GBP/INR advances in early trading on Wednesday. It’s recovering some losses after trading only in red since the start of the month. The Indian rupee looks weaker today as enthusiasm backed by hopes of a US-China interim trade deal faded. Markets are now waiting for any clue from representatives of both countries.

The INR is also under pressure after yesterday’s disappointing services sector data and amid an economic slowdown.

Currently, one British pound buys 91.378 as of 06:22, up 0.23% so far.

In mid-October, GBP/INR hit the highest level since March, and it might try to update this peak soon.

India Refuses Asia Trade Pact

Investors are weighing the impact of India’s refusal to enter the Regional Comprehensive Economic Partnership (RCEP). This is an Asian free trade agreement (FTA) backed by China. The proposed deal includes ten members of the Association of Southeast Asian Nations (ASEAN). Some of them are Japan, South Korea, Australia, and New Zealand.

On Monday, Indian Prime Minister Narendra Modi said that he couldn’t compromise the interests of local workers and farmers by joining the trade pact. The PM stated that it failed to address India’s worries about market access.

Local traders are afraid that the trade agreement could open the door to cheap imports from China. This would harm local manufacturers. The PM commented:

“When I measure the RCEP Agreement with respect to the interests of all Indians, I do not get a positive answer.”

Elsewhere, China said that India was welcomed to join the pact whenever it’s ready.

Indian business groups and trade negotiators, who favor the deal, noted that the local industry would have benefited from the agreement. The advantage would be joining global supply chains for high-end products like electronics and engineering. The increased access to overseas markets would have offset the economic slowdown, they said.

Vikram Kirloskar, president of the Confederation of Indian Industry, stated:

“The long term interest of industry in India is to get well integrated in global value chains and beneficial trade agreements could play important roles in realizing this interest.”

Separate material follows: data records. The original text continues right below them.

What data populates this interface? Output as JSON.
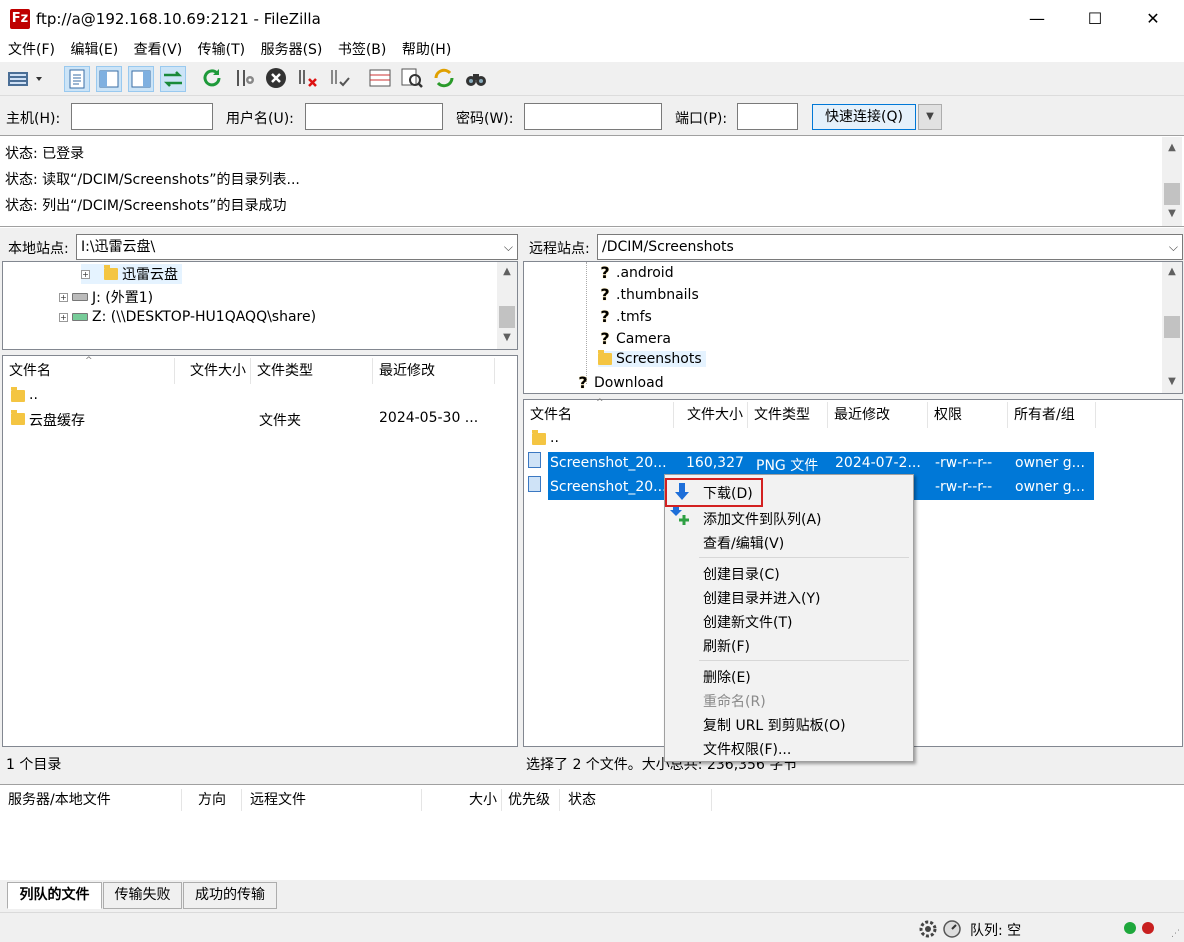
{
  "window": {
    "title": "ftp://a@192.168.10.69:2121 - FileZilla",
    "app_icon": "Fz",
    "minimize": "—",
    "maximize": "☐",
    "close": "✕"
  },
  "menu": [
    "文件(F)",
    "编辑(E)",
    "查看(V)",
    "传输(T)",
    "服务器(S)",
    "书签(B)",
    "帮助(H)"
  ],
  "connect": {
    "host_label": "主机(H):",
    "host_value": "",
    "user_label": "用户名(U):",
    "user_value": "",
    "pass_label": "密码(W):",
    "pass_value": "",
    "port_label": "端口(P):",
    "port_value": "",
    "quick_btn": "快速连接(Q)"
  },
  "log": [
    "状态:  已登录",
    "状态:  读取“/DCIM/Screenshots”的目录列表...",
    "状态:  列出“/DCIM/Screenshots”的目录成功"
  ],
  "local": {
    "site_label": "本地站点:",
    "path": "I:\\迅雷云盘\\",
    "tree": [
      "迅雷云盘",
      "J: (外置1)",
      "Z: (\\\\DESKTOP-HU1QAQQ\\share)"
    ],
    "headers": [
      "文件名",
      "文件大小",
      "文件类型",
      "最近修改"
    ],
    "rows": [
      {
        "name": "..",
        "size": "",
        "type": "",
        "modified": ""
      },
      {
        "name": "云盘缓存",
        "size": "",
        "type": "文件夹",
        "modified": "2024-05-30 ..."
      }
    ],
    "status": "1 个目录"
  },
  "remote": {
    "site_label": "远程站点:",
    "path": "/DCIM/Screenshots",
    "tree": [
      ".android",
      ".thumbnails",
      ".tmfs",
      "Camera",
      "Screenshots",
      "Download"
    ],
    "headers": [
      "文件名",
      "文件大小",
      "文件类型",
      "最近修改",
      "权限",
      "所有者/组"
    ],
    "rows": [
      {
        "name": "..",
        "size": "",
        "type": "",
        "modified": "",
        "perm": "",
        "owner": ""
      },
      {
        "name": "Screenshot_20...",
        "size": "160,327",
        "type": "PNG 文件",
        "modified": "2024-07-2...",
        "perm": "-rw-r--r--",
        "owner": "owner g..."
      },
      {
        "name": "Screenshot_20...",
        "size": "",
        "type": "",
        "modified": "",
        "perm": "-rw-r--r--",
        "owner": "owner g..."
      }
    ],
    "status": "选择了 2 个文件。大小总共: 236,356 字节"
  },
  "context_menu": {
    "download": "下载(D)",
    "add_queue": "添加文件到队列(A)",
    "view_edit": "查看/编辑(V)",
    "mkdir": "创建目录(C)",
    "mkdir_enter": "创建目录并进入(Y)",
    "new_file": "创建新文件(T)",
    "refresh": "刷新(F)",
    "delete": "删除(E)",
    "rename": "重命名(R)",
    "copy_url": "复制 URL 到剪贴板(O)",
    "permissions": "文件权限(F)..."
  },
  "queue": {
    "headers": [
      "服务器/本地文件",
      "方向",
      "远程文件",
      "大小",
      "优先级",
      "状态"
    ],
    "tabs": [
      "列队的文件",
      "传输失败",
      "成功的传输"
    ]
  },
  "statusbar": {
    "queue": "队列: 空"
  },
  "colors": {
    "selection": "#0078d7",
    "highlight_border": "#e02020",
    "download_arrow": "#1e6fd9",
    "add_plus": "#2ea043"
  }
}
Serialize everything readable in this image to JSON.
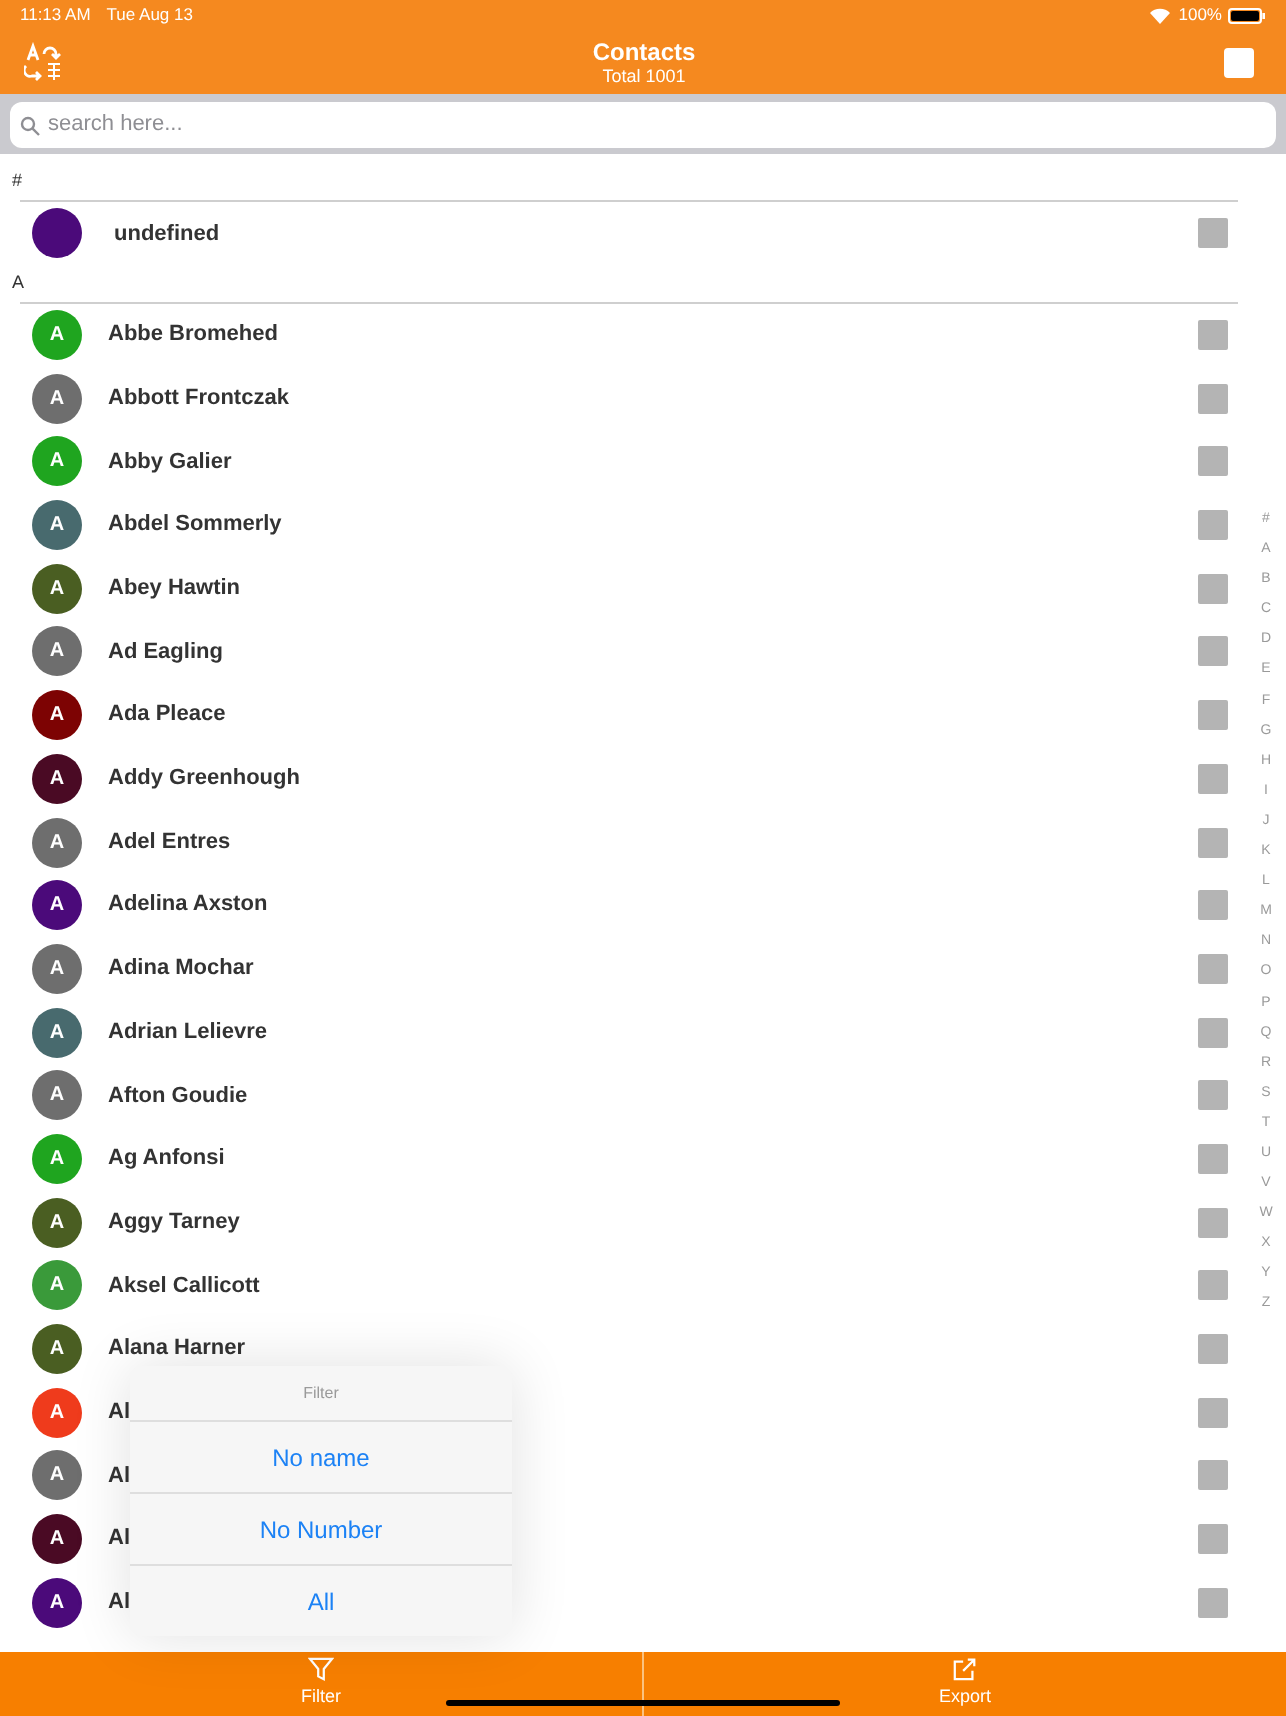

Shortly after refusing to join RCEP, Indian officials said that the country should consider the FTA with European Union instead. is a news site only and not a currency trading platform. is a site operated by TransferWise Inc. (“We”, “Us”), a Delaware Corporation. We do not guarantee that the website will operate in an uninterrupted or error-free manner or is free of viruses or other harmful components. The content on our site is provided for general information only and is not intended as an exhaustive treatment of its subject. We expressly disclaim any contractual or fiduciary relationship with you on the basis of the content of our site, any you may not rely thereon for any purpose. You should consult with qualified professionals or specialists before taking, or refraining from, any action on the basis of the content on our site. Although we make reasonable efforts to update the information on our site, we make no representations, warranties or guarantees, whether express or implied, that the content on our site is accurate, complete or up to date, and DISCLAIM ANY IMPLIED WARRANTIES OF MERCHANTABILITY OR FITNESS FOR A PARTICULAR PURPOSE. Some of the content posted on this site has been commissioned by Us, but is the work of independent contractors. These contractors are not employees, workers, agents or partners of TransferWise and they do not hold themselves out as one. The information and content posted by these independent contractors have not been verified or approved by Us. The views expressed by these independent contractors on do not represent our views